“The park has become a component of this community. Two-thousand to 3,000 people gather for San Juan Summer Nites,” said former mayor Ken Friess. “There should be no residential component … We will not be having San Juan Summer Nites again.”
Many of those who spoke against the project also drew from their professional backgrounds in architecture, development and real estate and said that Urban Village’s design and ability to finance the project needed to be further reviewed. They asked the commission to not approve the project out of desperation to build a hotel.
“These people do not like the project. They’re real estate professional.

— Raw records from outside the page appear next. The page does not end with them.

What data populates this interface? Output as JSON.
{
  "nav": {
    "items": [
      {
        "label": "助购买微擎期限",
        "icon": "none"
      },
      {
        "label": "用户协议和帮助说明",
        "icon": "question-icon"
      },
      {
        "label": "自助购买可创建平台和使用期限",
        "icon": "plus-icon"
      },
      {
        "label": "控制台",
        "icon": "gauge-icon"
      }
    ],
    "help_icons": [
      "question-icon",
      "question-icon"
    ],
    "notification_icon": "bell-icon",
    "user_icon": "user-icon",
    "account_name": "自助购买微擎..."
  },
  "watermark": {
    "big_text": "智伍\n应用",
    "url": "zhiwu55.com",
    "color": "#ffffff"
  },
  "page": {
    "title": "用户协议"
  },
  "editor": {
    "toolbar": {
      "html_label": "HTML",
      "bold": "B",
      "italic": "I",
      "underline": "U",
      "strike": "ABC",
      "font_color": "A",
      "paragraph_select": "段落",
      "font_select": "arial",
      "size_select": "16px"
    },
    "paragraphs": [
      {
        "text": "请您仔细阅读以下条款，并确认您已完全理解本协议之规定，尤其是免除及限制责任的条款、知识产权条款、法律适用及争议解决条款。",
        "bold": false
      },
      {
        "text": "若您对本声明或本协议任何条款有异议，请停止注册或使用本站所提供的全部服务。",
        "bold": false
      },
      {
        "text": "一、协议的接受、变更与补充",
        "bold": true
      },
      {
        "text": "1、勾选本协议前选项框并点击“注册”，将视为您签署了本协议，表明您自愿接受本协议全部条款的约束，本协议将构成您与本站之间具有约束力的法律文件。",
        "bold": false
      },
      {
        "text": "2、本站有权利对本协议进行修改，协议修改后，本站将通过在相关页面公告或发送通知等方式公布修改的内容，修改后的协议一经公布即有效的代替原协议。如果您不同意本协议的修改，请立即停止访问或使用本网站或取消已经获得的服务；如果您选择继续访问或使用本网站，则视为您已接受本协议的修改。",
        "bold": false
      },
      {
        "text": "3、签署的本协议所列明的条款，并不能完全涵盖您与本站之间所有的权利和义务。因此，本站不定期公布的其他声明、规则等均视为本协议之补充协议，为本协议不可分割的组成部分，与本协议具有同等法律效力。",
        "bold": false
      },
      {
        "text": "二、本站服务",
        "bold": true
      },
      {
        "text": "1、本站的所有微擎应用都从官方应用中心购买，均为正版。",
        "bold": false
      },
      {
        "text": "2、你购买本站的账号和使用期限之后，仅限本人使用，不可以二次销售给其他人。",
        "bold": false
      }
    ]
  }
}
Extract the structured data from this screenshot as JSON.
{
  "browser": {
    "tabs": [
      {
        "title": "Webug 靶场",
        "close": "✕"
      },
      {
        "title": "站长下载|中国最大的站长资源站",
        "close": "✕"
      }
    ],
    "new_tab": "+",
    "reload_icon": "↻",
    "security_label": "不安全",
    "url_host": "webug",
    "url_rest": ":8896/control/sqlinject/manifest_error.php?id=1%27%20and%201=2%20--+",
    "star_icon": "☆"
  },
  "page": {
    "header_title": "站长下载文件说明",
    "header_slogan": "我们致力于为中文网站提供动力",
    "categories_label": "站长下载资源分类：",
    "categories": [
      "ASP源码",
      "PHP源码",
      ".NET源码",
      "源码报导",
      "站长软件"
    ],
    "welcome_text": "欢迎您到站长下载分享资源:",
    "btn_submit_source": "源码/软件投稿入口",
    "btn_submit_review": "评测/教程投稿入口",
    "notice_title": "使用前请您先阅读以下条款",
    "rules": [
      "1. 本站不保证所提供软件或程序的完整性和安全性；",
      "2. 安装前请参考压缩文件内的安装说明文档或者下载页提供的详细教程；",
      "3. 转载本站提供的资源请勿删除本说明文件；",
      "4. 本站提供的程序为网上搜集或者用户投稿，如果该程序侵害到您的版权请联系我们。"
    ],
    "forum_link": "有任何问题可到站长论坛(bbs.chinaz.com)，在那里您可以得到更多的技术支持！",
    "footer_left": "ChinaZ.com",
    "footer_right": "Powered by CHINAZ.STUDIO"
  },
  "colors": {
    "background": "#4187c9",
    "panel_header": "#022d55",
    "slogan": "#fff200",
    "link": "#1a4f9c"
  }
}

I think someone has to listen to them,” said former councilman Tom Hribar, owner of a real estate business. “We need to send the developer back to the drawing board, make some changes and then come back.”
Among those who spoke in support also included resident and movie producer Steve Oedekerk, who owns the land the project will be built on. Oedekerk, who has been allowing the city to use his land as public parking at no charge, said financial security, as well as problems caused by homelessness and drug use in the park, may force him to privatize the lot, blocking any future development.
“If the development does not move forward, it’s important to me that everyone knows up front there will not be another round. I won’t work with a new developer. I won’t be selling the property,” said Oedekerk. “It’s extremely important to note that without the development, the lot will have to go private … The park and the plaza, collectively, have too many dark corners. This development keeps these elements out in a single swipe.”
The commission cast several votes for different elements of the project, including a 4-1 denial of a request to reduce the amount of required hotel parking from 1 to 0.8 spaces per guest room. Host has argued that the reduction was the same as the one granted to the Plaza Banderas project. City staff said the reduction would have still provided adequate parking and that a parking management plan—including valet and shuttle service for events—would be developed.
In two separate votes, the commission voted 4-1 to amend setback requirements in the master plan and a tentative tract map, architectural control, conditional use permit, grading modifications and a tree removal plan. In protest of the townhomes, Cohen abstained from a 3-1 vote that approve a reduction in the average rear yard setback for residences.